• **Problem requirements**: Nothing but the pictures should go missing; return all the entries below exactly.

Page and application data records:
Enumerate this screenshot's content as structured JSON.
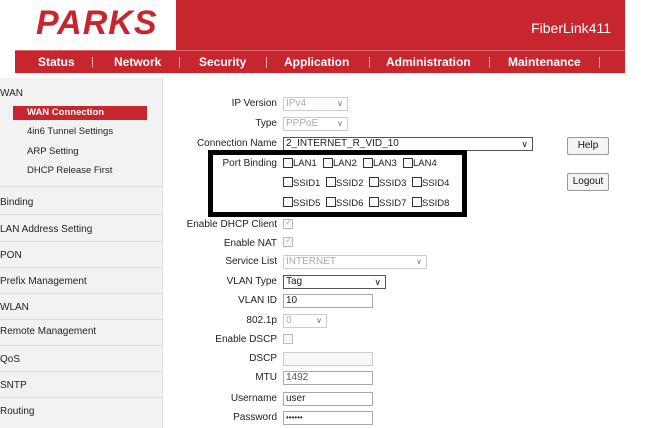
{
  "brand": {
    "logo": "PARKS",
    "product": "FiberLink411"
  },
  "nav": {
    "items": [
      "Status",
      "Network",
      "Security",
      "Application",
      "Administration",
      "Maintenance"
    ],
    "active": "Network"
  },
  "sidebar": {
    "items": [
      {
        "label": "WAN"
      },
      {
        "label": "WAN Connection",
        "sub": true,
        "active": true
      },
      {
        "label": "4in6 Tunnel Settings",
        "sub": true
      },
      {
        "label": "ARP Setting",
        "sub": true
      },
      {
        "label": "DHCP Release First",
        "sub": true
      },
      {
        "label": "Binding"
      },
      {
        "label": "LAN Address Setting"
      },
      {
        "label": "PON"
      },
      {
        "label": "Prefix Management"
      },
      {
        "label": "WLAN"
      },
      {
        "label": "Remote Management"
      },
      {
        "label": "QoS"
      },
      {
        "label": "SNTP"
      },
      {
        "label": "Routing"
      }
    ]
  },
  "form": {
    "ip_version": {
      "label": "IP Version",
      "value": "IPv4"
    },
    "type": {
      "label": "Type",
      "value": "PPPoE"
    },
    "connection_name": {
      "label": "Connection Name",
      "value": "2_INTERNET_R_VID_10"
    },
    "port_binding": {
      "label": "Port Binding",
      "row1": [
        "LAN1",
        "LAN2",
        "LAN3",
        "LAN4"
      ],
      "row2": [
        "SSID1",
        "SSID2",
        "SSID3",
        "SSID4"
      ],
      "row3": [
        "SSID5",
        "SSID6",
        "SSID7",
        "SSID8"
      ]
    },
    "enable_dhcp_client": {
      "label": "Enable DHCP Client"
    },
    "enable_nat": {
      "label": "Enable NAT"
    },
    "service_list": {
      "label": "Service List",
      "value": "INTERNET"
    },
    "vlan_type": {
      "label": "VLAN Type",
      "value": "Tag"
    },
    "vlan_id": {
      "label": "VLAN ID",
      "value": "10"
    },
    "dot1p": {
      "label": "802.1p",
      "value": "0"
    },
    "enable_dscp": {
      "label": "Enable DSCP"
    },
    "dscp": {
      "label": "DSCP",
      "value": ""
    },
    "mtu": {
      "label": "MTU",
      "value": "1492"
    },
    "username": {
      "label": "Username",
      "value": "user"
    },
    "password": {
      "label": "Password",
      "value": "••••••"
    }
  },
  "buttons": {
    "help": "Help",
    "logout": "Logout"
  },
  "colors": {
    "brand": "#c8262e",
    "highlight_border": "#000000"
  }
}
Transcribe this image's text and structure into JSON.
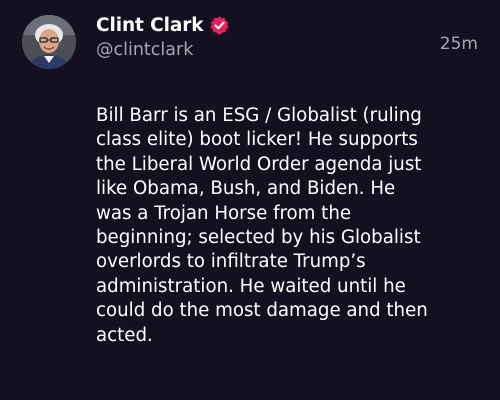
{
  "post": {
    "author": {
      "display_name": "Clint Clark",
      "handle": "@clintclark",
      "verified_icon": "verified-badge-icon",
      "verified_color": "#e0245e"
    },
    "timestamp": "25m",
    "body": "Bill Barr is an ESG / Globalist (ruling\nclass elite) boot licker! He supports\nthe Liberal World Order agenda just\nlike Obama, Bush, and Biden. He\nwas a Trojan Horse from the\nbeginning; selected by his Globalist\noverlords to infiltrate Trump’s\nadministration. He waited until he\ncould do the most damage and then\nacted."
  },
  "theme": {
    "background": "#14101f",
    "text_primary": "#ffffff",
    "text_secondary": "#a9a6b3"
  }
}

• **Task solution**:
Enumerate this screenshot's content as structured JSON.
{
  "brand": {
    "logo": "PARKS",
    "product": "FiberLink411"
  },
  "nav": {
    "items": [
      "Status",
      "Network",
      "Security",
      "Application",
      "Administration",
      "Maintenance"
    ],
    "active": "Network"
  },
  "sidebar": {
    "items": [
      {
        "label": "WAN"
      },
      {
        "label": "WAN Connection",
        "sub": true,
        "active": true
      },
      {
        "label": "4in6 Tunnel Settings",
        "sub": true
      },
      {
        "label": "ARP Setting",
        "sub": true
      },
      {
        "label": "DHCP Release First",
        "sub": true
      },
      {
        "label": "Binding"
      },
      {
        "label": "LAN Address Setting"
      },
      {
        "label": "PON"
      },
      {
        "label": "Prefix Management"
      },
      {
        "label": "WLAN"
      },
      {
        "label": "Remote Management"
      },
      {
        "label": "QoS"
      },
      {
        "label": "SNTP"
      },
      {
        "label": "Routing"
      }
    ]
  },
  "form": {
    "ip_version": {
      "label": "IP Version",
      "value": "IPv4"
    },
    "type": {
      "label": "Type",
      "value": "PPPoE"
    },
    "connection_name": {
      "label": "Connection Name",
      "value": "2_INTERNET_R_VID_10"
    },
    "port_binding": {
      "label": "Port Binding",
      "row1": [
        "LAN1",
        "LAN2",
        "LAN3",
        "LAN4"
      ],
      "row2": [
        "SSID1",
        "SSID2",
        "SSID3",
        "SSID4"
      ],
      "row3": [
        "SSID5",
        "SSID6",
        "SSID7",
        "SSID8"
      ]
    },
    "enable_dhcp_client": {
      "label": "Enable DHCP Client"
    },
    "enable_nat": {
      "label": "Enable NAT"
    },
    "service_list": {
      "label": "Service List",
      "value": "INTERNET"
    },
    "vlan_type": {
      "label": "VLAN Type",
      "value": "Tag"
    },
    "vlan_id": {
      "label": "VLAN ID",
      "value": "10"
    },
    "dot1p": {
      "label": "802.1p",
      "value": "0"
    },
    "enable_dscp": {
      "label": "Enable DSCP"
    },
    "dscp": {
      "label": "DSCP",
      "value": ""
    },
    "mtu": {
      "label": "MTU",
      "value": "1492"
    },
    "username": {
      "label": "Username",
      "value": "user"
    },
    "password": {
      "label": "Password",
      "value": "••••••"
    }
  },
  "buttons": {
    "help": "Help",
    "logout": "Logout"
  },
  "colors": {
    "brand": "#c8262e",
    "highlight_border": "#000000"
  }
}
Transcribe this image's text and structure into JSON.
{
  "post": {
    "author": {
      "display_name": "Clint Clark",
      "handle": "@clintclark",
      "verified_icon": "verified-badge-icon",
      "verified_color": "#e0245e"
    },
    "timestamp": "25m",
    "body": "Bill Barr is an ESG / Globalist (ruling\nclass elite) boot licker! He supports\nthe Liberal World Order agenda just\nlike Obama, Bush, and Biden. He\nwas a Trojan Horse from the\nbeginning; selected by his Globalist\noverlords to infiltrate Trump’s\nadministration. He waited until he\ncould do the most damage and then\nacted."
  },
  "theme": {
    "background": "#14101f",
    "text_primary": "#ffffff",
    "text_secondary": "#a9a6b3"
  }
}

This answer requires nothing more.